From the first line to the last, reproduce the records exactly.
----- Information provided
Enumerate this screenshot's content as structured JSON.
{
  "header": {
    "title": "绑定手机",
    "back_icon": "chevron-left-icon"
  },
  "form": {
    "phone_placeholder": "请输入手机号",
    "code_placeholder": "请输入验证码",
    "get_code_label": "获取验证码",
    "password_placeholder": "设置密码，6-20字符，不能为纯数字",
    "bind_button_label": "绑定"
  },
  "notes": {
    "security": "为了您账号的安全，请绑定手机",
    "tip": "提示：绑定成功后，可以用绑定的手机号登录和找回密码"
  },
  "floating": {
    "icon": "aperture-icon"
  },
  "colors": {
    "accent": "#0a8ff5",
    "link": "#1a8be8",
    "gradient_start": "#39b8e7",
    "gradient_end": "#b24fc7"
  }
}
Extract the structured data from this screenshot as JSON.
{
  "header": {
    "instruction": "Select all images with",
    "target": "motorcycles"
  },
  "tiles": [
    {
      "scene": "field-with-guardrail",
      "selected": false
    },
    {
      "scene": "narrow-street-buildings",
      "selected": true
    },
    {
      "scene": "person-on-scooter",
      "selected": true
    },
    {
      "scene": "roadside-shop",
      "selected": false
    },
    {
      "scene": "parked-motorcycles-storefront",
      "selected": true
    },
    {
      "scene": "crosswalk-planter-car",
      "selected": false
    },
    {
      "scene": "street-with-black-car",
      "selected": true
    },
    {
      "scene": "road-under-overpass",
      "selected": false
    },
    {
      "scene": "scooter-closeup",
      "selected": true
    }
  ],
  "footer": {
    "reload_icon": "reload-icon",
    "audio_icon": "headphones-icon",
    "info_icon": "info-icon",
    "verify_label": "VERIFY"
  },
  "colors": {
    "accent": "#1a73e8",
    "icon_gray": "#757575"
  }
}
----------
- Output below
Enumerate this screenshot's content as structured JSON.
{
  "header": {
    "title": "绑定手机",
    "back_icon": "chevron-left-icon"
  },
  "form": {
    "phone_placeholder": "请输入手机号",
    "code_placeholder": "请输入验证码",
    "get_code_label": "获取验证码",
    "password_placeholder": "设置密码，6-20字符，不能为纯数字",
    "bind_button_label": "绑定"
  },
  "notes": {
    "security": "为了您账号的安全，请绑定手机",
    "tip": "提示：绑定成功后，可以用绑定的手机号登录和找回密码"
  },
  "floating": {
    "icon": "aperture-icon"
  },
  "colors": {
    "accent": "#0a8ff5",
    "link": "#1a8be8",
    "gradient_start": "#39b8e7",
    "gradient_end": "#b24fc7"
  }
}
Extract the structured data from this screenshot as JSON.
{
  "header": {
    "instruction": "Select all images with",
    "target": "motorcycles"
  },
  "tiles": [
    {
      "scene": "field-with-guardrail",
      "selected": false
    },
    {
      "scene": "narrow-street-buildings",
      "selected": true
    },
    {
      "scene": "person-on-scooter",
      "selected": true
    },
    {
      "scene": "roadside-shop",
      "selected": false
    },
    {
      "scene": "parked-motorcycles-storefront",
      "selected": true
    },
    {
      "scene": "crosswalk-planter-car",
      "selected": false
    },
    {
      "scene": "street-with-black-car",
      "selected": true
    },
    {
      "scene": "road-under-overpass",
      "selected": false
    },
    {
      "scene": "scooter-closeup",
      "selected": true
    }
  ],
  "footer": {
    "reload_icon": "reload-icon",
    "audio_icon": "headphones-icon",
    "info_icon": "info-icon",
    "verify_label": "VERIFY"
  },
  "colors": {
    "accent": "#1a73e8",
    "icon_gray": "#757575"
  }
}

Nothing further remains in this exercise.